Local shop owner/herbalist, Karyn Schwartz wisely observed about our smoky skies on her Instagram feed:
Remember that your physical well being and your emotional well being are not two separate things…. [I]f you have been agitated or anxious or just overwhelmed with feelings – you are not alone. This is part of the sickness we are all enveloped in. The smoke is exacerbating struggles we already have, and making it impossible to ignore a lot of things we all wish were not true. Part of our collective medicine is to be kind and gentle with ourselves and each other.
A recent story on the CBC website focused on these personal impacts on our mental health. For many people, they feel isolated and depressed, having to stay inside during the one time of the year when we normally can savor warm sunny days, dine al fresco, swim, and enjoy long, light-filled evenings. For others more drastically and directly affected by wildfire, they struggle with loss of home and livelihood.
These long-term significant disruptions to one’s place in the world can have profound effects on your mental health. If your feelings of despondency don’t fade when the air improves, it’s a good idea to seek out mental health assistance.
by Judy Koven
It’s a common expectation that the holidays are cheerful and that you should be too. In reality, the holidays can be anything but cheerful for many people. Here are three situations that can be especially challenging:
Psychologist Guy Winch, Ph.D addresses the negative health outcomes that accrue from chronic loneliness and suggests that people anticipating loneliness during the holidays take actions that involve scary risks. No, not skydiving or BASE jumping, but asking acquaintances or even distant relatives what they are planning to do on the holidays, thereby creating an opening to ask for an invitation. He writes that lonely people often underestimate the love and welcome available to them. Scary? Yes. Like many endeavors that lead to positive change, letting someone know that you’d like to be included in their holiday plans takes courage and determination.
Grief and Loss
A set of articles in the online “Grief Toolbox” contains a list of things to do during the holidays, most of them familiar and practical—be compassionate with yourself, try to find enjoyable things to do with people, let others do things that will lessen your stress and anxiety—but the most important step to take is to find ways to remember and talk about the person who died. The worst thing you can do to yourself is to try to be relentlessly cheerful when you are with others. Though it is commendable to put some effort into being good company, it is equally important to acknowledge your loved one and share stories about when he or she was part of the celebration.

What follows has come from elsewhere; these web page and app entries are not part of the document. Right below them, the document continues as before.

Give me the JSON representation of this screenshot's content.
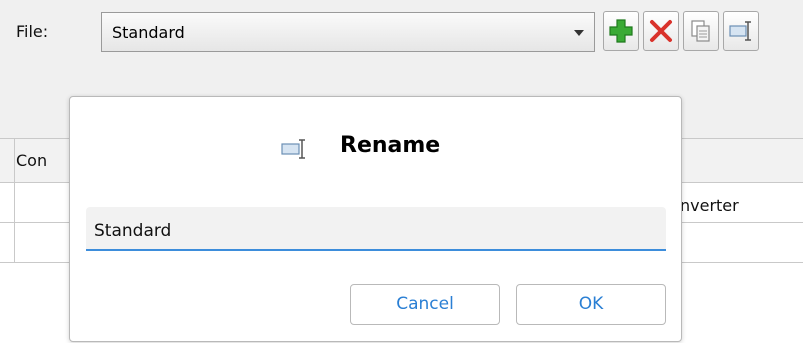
{
  "toolbar": {
    "file_label": "File:",
    "file_select": {
      "value": "Standard"
    },
    "buttons": [
      {
        "name": "add-button",
        "icon": "add-icon"
      },
      {
        "name": "delete-button",
        "icon": "delete-icon"
      },
      {
        "name": "copy-button",
        "icon": "copy-icon"
      },
      {
        "name": "rename-button",
        "icon": "rename-icon"
      }
    ]
  },
  "grid": {
    "header_text": "Con",
    "row_text": "nverter"
  },
  "dialog": {
    "title": "Rename",
    "icon": "rename-icon",
    "field_value": "Standard",
    "cancel_label": "Cancel",
    "ok_label": "OK"
  },
  "colors": {
    "accent": "#3d8ddb",
    "button_text": "#2a7fd4",
    "add_green": "#3aaa35",
    "delete_red": "#d9322b"
  }
}
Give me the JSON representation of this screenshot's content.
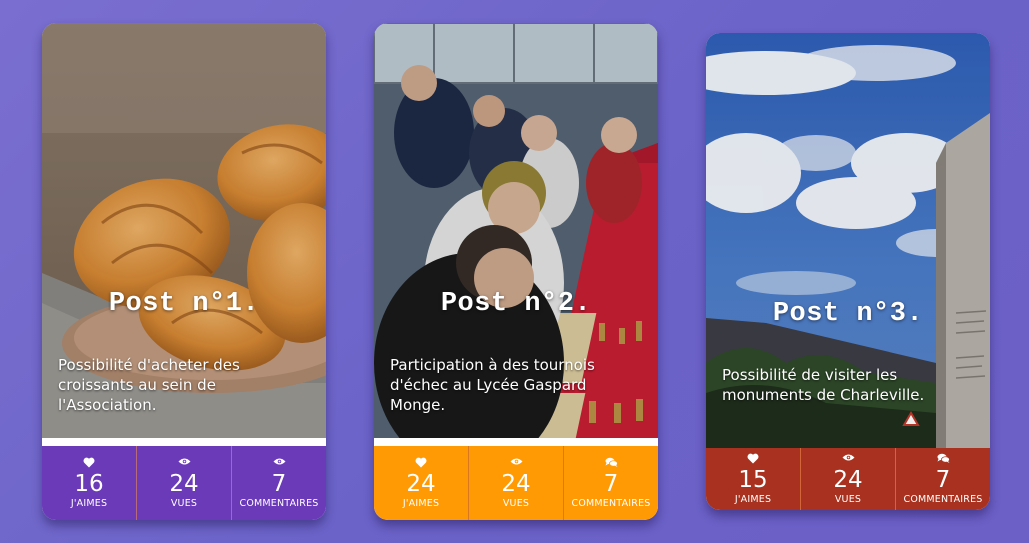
{
  "posts": [
    {
      "title": "Post n°1.",
      "description": "Possibilité d'acheter des croissants au sein de l'Association.",
      "image": "croissants-photo",
      "accent": "#6a3ab8",
      "stats": {
        "likes": {
          "icon": "heart-icon",
          "value": "16",
          "label": "J'AIMES"
        },
        "views": {
          "icon": "eye-icon",
          "value": "24",
          "label": "VUES"
        },
        "comments": {
          "icon": "eye-icon",
          "value": "7",
          "label": "COMMENTAIRES"
        }
      }
    },
    {
      "title": "Post n°2.",
      "description": "Participation à des tournois d'échec au Lycée Gaspard Monge.",
      "image": "chess-tournament-photo",
      "accent": "#ff9a05",
      "stats": {
        "likes": {
          "icon": "heart-icon",
          "value": "24",
          "label": "J'AIMES"
        },
        "views": {
          "icon": "eye-icon",
          "value": "24",
          "label": "VUES"
        },
        "comments": {
          "icon": "comments-icon",
          "value": "7",
          "label": "COMMENTAIRES"
        }
      }
    },
    {
      "title": "Post n°3.",
      "description": "Possibilité de visiter les monuments de Charleville.",
      "image": "charleville-sky-photo",
      "accent": "#a8321f",
      "stats": {
        "likes": {
          "icon": "heart-icon",
          "value": "15",
          "label": "J'AIMES"
        },
        "views": {
          "icon": "eye-icon",
          "value": "24",
          "label": "VUES"
        },
        "comments": {
          "icon": "comments-icon",
          "value": "7",
          "label": "COMMENTAIRES"
        }
      }
    }
  ]
}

Sharing memories of the person you lost and acknowledging the grief you are suffering allows others to support you and to share their own memories of the person you’ve lost.
If you’re simply feeling stressed about the holidays, here is a resource that can help:
The Coping With Holiday Stress Worksheet: Creating My Own Plan for A Happy And Healthy Holiday Season.
by Peggy Shafer